I am considering to use PAR to create a package that can be installed on any non-Perl system (Win32 only). My reason for choosing PAR is that it can create non-monolithic packages as well. This way I can choose how the package will be run, be it with Perl.exe or a Perl interpreter embedded in my application. Initially I was looking for something that could package all Perl modules together and then run them on a non-Perl system. Temporary files were out of the question. I quickly discovered that there are no solutions that avoid temporary files completely. Given that temporary files must be created anyway, I thought why not make them a part of my application. The default of PAR is not to cleanup the temporary files after execution, which makes the files kind of permanent. While the files are permanent, there is no reason why I couldn't install them with my installer into my application directory, and make them really permanent! This led me to the following idea: Add a new PAR option that allows us to create "two-step" packages: The first step is a self-extracting package, much like the current packages, only it wouldn't be executed after unpacking. The goal of step 1 would be to create an installation image that can be copied to target systems as such. This image includes all files that are now written under the TEMP\cache directory. The second-step is the actual execution of the package.
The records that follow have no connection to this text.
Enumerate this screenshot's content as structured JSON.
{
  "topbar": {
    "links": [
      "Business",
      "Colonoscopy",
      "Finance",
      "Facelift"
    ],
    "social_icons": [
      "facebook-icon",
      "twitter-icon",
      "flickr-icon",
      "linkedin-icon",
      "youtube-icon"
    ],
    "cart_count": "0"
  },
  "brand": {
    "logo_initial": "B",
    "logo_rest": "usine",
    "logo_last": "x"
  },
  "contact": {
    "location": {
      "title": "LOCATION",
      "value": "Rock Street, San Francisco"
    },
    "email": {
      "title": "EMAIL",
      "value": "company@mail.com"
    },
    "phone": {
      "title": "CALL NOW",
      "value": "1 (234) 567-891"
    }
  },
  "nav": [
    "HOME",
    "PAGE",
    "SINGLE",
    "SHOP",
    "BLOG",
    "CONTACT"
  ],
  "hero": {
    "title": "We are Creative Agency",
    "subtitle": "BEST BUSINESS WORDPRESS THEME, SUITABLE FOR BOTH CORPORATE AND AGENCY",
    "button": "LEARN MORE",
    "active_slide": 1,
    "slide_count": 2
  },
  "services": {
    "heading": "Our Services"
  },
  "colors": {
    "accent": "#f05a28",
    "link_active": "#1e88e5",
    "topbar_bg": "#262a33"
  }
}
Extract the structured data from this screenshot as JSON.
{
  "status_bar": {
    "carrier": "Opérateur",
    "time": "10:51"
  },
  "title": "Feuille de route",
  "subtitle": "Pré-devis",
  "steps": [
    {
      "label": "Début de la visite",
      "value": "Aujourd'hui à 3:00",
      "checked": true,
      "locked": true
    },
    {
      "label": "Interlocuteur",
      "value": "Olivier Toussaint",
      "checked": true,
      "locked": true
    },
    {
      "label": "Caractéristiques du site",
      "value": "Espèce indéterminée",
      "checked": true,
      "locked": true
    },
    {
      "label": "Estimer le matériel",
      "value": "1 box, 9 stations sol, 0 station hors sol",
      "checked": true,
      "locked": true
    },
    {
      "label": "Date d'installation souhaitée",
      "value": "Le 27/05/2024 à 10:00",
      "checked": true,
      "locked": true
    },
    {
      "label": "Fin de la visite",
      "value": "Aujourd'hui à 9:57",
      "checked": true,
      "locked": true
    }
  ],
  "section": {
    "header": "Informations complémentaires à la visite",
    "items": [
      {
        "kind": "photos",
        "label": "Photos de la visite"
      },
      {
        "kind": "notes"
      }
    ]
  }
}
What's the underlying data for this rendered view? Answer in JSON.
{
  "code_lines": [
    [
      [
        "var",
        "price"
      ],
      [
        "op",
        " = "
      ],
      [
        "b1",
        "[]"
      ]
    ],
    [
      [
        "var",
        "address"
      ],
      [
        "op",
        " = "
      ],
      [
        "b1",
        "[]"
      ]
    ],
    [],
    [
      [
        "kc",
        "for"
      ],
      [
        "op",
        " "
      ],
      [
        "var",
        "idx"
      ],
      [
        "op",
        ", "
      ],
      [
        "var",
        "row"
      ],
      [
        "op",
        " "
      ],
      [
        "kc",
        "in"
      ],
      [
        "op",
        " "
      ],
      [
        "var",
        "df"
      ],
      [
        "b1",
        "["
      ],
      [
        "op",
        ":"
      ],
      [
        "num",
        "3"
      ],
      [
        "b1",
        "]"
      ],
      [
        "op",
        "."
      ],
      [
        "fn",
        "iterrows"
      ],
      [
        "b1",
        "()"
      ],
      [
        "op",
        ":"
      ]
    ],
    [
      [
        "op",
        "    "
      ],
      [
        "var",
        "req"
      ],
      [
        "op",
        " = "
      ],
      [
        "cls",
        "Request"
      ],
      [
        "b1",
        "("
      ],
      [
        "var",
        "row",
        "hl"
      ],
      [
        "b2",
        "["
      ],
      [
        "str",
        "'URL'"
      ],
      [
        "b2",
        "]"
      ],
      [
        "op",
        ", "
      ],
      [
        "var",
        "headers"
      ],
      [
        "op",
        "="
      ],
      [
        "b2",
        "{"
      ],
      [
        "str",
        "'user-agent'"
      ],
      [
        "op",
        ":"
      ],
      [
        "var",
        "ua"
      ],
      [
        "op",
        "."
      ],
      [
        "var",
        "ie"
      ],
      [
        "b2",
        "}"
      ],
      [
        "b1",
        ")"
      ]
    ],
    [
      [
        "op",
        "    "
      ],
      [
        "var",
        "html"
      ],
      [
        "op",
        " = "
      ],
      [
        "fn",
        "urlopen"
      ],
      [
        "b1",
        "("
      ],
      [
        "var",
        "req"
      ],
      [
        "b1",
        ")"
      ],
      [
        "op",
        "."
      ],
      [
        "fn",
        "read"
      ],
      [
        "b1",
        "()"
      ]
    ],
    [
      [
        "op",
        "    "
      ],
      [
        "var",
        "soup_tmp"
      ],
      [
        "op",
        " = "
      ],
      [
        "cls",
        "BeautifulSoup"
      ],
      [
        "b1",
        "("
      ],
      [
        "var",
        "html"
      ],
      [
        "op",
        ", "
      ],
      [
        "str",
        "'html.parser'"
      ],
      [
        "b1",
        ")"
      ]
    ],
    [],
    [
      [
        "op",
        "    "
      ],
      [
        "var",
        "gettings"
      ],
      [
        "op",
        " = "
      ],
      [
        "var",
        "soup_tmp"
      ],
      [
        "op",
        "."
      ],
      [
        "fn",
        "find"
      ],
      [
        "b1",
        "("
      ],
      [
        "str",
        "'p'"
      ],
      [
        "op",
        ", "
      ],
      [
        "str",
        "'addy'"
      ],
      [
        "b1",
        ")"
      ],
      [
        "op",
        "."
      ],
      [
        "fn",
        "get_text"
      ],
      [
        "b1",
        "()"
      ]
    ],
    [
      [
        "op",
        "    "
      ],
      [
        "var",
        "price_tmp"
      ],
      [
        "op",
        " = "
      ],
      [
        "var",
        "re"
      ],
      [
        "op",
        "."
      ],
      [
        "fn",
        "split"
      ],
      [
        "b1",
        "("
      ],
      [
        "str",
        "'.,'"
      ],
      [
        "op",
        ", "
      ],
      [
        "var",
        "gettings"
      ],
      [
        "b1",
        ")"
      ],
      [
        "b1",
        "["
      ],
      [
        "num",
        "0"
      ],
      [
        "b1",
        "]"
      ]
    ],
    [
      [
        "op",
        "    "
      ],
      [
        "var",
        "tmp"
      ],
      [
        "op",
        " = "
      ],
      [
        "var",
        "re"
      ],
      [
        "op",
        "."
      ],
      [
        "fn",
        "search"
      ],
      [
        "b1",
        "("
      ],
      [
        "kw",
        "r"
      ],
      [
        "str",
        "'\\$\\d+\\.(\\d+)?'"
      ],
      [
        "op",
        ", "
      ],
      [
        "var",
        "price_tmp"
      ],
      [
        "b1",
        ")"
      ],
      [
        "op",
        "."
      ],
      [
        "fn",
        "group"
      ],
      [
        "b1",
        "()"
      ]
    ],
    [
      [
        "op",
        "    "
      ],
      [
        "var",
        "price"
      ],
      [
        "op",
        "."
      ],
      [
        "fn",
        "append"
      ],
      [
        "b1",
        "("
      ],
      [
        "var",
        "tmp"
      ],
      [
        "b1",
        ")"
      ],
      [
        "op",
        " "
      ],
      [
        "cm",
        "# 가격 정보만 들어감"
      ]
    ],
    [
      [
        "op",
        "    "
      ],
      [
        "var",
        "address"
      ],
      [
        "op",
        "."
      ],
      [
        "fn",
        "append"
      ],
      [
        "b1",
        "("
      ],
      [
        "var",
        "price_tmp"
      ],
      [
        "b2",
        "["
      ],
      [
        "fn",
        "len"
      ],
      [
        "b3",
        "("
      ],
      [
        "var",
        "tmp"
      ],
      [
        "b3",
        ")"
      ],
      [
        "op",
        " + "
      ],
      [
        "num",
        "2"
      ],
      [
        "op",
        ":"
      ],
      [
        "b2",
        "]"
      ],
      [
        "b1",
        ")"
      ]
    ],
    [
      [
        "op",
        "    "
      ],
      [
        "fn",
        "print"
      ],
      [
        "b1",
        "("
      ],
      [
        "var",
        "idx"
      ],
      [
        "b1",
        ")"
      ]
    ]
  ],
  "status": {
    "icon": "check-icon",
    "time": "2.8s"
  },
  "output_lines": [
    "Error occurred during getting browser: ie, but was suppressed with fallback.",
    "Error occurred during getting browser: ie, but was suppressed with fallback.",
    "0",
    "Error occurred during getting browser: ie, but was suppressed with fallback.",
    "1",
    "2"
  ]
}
This step assumes that all the modules exist as files (with the hashed names), and the only real functionality of PAR would be the redirection of the module names to these files. This way no temporary files would ever be created in step 2. The execution script would include only the code necessary to execute the package this way, leaving much of the current code out (like Zip and Zlip modules). The only other needed option would be the path to the installation image (currently generated by _tempfile). This could be specified as a parameter to the execution script. In fact, the first step doesn't even need to create a package, it could just create the target directory structure ready for copying. Creating an intermediate package might be a bit easier to implement in the current version. What do you think? Is this too close to just copying module files from the Perl distribution and not using PAR at all???